The arrival of Al Franken is encouraging supporters of the Employee Free Choice Act, but the bill remains stuck in the Senate. Franken has signed on as a co-sponsor of the bill and announced as much to cheers at an AFL-CIO event in his honor on Tuesday night. But the problem that's plagued the bill for months still remains: 60 Democrats don't support it and the Republicans are determined to filibuster the measure, which has united the business community like nothing else in recent memory. Among those Democratic Senate votes still trying to be nailed down are Blanche Lincoln and Mark Pryor of Arkansas, Arlen Specter, Jim Webb and Mark Warner of Virginia, Michael Bennet of Colorado, and Ben Nelson of Nebraska. Dianne Feinstein has been less than enthusiastic about the proposal, which is sometimes called Card Check. No Republicans are backing the bill. Chuck Schumer of New York and Senate Majority Leader Harry Reid are trying to find a compromise that can get the 60 votes. With Robert Byrd and Ted Kennedy in ailing health, the proposition is even dicier.

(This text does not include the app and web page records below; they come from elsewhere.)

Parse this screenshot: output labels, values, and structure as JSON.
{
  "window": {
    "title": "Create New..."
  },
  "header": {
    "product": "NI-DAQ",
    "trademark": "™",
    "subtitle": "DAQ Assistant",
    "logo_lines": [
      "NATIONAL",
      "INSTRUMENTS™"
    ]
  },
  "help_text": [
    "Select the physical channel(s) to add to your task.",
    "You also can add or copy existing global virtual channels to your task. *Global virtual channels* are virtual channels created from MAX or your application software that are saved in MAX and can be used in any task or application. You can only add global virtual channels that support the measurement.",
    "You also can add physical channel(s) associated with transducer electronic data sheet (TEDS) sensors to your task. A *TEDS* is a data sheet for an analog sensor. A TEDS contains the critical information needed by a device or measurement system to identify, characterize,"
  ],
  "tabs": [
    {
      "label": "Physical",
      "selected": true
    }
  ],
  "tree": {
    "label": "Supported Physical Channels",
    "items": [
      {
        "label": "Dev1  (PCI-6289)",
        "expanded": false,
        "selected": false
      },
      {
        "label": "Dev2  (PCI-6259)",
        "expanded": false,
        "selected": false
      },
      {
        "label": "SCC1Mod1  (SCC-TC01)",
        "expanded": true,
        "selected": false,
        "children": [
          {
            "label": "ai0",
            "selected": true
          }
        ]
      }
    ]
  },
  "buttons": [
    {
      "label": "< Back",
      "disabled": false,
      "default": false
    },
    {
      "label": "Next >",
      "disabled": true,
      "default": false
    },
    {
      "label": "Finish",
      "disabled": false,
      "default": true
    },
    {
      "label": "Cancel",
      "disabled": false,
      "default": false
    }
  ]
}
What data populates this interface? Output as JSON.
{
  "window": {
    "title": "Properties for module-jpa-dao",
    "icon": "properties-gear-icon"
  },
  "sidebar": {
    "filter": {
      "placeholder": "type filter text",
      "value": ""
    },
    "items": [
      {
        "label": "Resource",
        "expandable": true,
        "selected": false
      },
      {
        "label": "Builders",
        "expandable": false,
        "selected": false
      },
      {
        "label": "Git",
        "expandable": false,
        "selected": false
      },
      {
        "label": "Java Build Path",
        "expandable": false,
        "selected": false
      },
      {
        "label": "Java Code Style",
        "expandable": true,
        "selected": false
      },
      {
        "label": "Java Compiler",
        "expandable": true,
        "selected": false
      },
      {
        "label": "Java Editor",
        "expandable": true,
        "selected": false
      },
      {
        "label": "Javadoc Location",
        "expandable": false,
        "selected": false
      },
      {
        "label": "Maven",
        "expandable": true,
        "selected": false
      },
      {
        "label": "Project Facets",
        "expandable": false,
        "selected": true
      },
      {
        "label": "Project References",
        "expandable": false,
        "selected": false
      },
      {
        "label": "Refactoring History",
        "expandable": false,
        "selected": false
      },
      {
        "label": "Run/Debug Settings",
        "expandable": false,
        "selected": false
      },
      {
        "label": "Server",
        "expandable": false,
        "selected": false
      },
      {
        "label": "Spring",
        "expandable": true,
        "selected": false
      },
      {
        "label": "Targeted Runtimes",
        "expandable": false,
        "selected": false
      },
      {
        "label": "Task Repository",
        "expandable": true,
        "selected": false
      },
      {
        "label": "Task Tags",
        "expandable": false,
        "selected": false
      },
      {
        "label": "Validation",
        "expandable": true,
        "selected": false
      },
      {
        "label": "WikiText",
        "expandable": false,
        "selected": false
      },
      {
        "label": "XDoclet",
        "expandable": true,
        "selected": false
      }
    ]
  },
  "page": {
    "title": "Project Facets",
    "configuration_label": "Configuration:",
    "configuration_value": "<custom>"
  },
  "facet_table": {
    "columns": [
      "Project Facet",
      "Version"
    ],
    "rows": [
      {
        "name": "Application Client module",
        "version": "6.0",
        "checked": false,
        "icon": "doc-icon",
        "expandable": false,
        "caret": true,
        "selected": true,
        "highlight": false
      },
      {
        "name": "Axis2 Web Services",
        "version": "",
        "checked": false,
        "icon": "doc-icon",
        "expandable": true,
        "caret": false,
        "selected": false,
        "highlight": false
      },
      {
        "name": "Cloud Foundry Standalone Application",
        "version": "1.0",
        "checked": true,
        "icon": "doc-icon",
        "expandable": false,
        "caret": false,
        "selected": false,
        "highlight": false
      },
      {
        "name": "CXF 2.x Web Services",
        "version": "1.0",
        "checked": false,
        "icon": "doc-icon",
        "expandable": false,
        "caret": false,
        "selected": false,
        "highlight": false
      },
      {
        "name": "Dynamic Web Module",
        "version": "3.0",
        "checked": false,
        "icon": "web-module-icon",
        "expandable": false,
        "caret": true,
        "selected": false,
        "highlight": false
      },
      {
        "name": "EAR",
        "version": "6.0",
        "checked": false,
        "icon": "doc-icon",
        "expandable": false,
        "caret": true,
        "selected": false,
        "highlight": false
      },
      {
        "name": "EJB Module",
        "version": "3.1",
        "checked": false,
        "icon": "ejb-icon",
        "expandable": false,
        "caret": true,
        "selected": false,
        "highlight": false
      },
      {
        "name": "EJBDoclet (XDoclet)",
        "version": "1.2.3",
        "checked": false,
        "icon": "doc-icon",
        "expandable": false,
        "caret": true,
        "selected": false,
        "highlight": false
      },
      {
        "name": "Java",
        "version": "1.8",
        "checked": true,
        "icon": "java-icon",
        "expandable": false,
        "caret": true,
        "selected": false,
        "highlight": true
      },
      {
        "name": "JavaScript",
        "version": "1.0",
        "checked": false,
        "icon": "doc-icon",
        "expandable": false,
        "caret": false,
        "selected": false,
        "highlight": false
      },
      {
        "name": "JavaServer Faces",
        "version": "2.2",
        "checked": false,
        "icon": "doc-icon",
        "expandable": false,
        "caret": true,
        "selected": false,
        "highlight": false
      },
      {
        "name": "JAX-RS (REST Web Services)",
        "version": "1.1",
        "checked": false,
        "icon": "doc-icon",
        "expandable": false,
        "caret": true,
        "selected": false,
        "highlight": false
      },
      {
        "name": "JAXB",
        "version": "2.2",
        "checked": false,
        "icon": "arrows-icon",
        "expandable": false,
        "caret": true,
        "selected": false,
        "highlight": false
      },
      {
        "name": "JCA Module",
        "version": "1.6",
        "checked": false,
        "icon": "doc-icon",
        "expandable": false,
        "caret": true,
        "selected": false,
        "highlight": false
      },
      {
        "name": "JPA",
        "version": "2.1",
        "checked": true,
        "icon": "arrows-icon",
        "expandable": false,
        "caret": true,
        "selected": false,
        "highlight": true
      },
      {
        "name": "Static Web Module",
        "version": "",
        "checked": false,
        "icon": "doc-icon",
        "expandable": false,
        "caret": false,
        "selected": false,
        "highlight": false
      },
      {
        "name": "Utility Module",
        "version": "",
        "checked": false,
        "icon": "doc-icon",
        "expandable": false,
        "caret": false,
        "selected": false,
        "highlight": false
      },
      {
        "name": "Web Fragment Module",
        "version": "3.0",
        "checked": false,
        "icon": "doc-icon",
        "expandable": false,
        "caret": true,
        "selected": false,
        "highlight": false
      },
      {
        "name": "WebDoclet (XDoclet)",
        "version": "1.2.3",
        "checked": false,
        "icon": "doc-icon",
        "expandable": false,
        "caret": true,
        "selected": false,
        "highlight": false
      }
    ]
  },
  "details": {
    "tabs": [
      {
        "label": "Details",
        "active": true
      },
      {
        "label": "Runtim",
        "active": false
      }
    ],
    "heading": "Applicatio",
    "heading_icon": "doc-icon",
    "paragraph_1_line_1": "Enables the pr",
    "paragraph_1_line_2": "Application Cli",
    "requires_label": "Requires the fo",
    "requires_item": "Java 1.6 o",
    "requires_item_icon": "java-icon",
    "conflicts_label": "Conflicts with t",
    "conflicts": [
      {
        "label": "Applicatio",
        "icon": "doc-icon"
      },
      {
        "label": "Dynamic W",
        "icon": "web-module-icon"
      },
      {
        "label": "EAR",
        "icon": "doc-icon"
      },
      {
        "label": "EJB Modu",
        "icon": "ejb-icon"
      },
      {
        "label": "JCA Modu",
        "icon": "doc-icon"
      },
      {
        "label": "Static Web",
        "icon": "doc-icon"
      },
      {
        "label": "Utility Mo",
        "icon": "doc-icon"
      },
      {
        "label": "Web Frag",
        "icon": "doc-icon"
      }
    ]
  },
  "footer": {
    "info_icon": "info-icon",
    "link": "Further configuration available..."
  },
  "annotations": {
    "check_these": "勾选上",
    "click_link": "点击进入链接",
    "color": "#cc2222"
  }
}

I'm always appreciative of any tips or things you might be hearing about the bill's fate, or your thoughts on why you think it might or might not be good policy.
I offered an argument for the measure earlier this year in the now defunct Conde Nast Portfolio. The bill, then and now, struck me as a modest measure that would probably arrest the decline in union membership, which has been going on for decades. At the moment only 7.5 percent of private sector employees belong to a union, and EFCA would probably give that a charge, though no one can be entirely sure of what the bill would actually do to union membership.
But now, anything that passes is likely to involve compromise that will weaken the impact of the bill further. One labor source tells me that "something" is likely to pass this year but it won't be the original measure that business seems to be able to kill despite the Democrats having 60 votes.